Pres. Glenn Brackett joined labor allies and worker safety advocates to remember those workers lost on the job and advocate for protections that will make every job site safe.
In the last year as COVID-19 has mercifully receded, we’ve heard a lot about how work is changing. We’ve all seen it, either in our own lives or in the careers of those close to us. Regrettably one thing has clearly not changed – too many people in this country are put in the position of having to risk their lives to make a living. Every Spring, we observe Workers’ Memorial Day to mourn and remember our fellow workers who have died on the job and pledge to continue our efforts to guarantee a safe workplace for everyone.
This observation is always very deeply felt within organized labor. As a movement, we not only demand safe jobsites for our members but advocate forcefully for safe workplaces for everyone. And as frontline workers ourselves, we know the risks – and the losses – firsthand.
In the last year, we’ve seen workplaces gradually getting more and more safe as the pandemic has died down, thank god. At the same time, throughout the crisis, workers in a number of businesses have realized just how vulnerable they are. Shamefully, too many employers were too slow or too apathetic to take workers’ health and safety concerns seriously during the pandemic.
The reaction from these employees has been both perfectly rational and somewhat surprising: They’ve increasingly turned to organizing themselves into union bargaining units. We’ve seen these efforts all over the country – from Washington State to Alabama, from Dartmouth here in New Hampshire to home healthcare workers in California. Workers in newsrooms, coffee shops, and warehouses have taken on some of the most anti-labor companies and tactics and hung together to win representation. While the economic uncertainty that accompanied the pandemic played an obvious role in their efforts, time and again organizers cited the need to feel safe on the job as the initial inspiration for considering joining a union.
There has never been a substitute for workers asserting their own power and this increase in unionization gives us both hope and a practical strategy for guaranteeing safer workplaces in the future. Working together and effectively advocating for comprehensive health and safety rules offers the tools necessary for workers in every sector and industry. Hopefully, this work will mean fewer names on the plaque we annually engrave with the names of our brothers and sisters lost on the job on Workers’ Memorial Day.

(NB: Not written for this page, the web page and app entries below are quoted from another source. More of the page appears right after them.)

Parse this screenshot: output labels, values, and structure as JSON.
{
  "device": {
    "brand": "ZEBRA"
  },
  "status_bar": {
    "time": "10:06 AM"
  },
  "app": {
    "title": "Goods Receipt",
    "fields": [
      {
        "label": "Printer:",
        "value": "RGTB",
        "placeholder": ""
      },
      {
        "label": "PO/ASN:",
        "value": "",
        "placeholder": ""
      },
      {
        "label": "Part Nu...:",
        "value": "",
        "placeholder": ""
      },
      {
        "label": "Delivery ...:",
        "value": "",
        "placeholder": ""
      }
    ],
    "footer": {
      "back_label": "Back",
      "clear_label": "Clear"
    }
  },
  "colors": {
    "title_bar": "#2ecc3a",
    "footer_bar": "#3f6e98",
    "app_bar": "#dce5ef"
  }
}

On this Workers’ Memorial Day, we can look back on the pandemic for lessons learned and a reaffirmation of the values of the labor movement. Every year, I urge that we vow to redoubel our efforts to guarantee safety at work so everyone can always come home from the jobsite safe and healthy. Everyone deserves nothing less.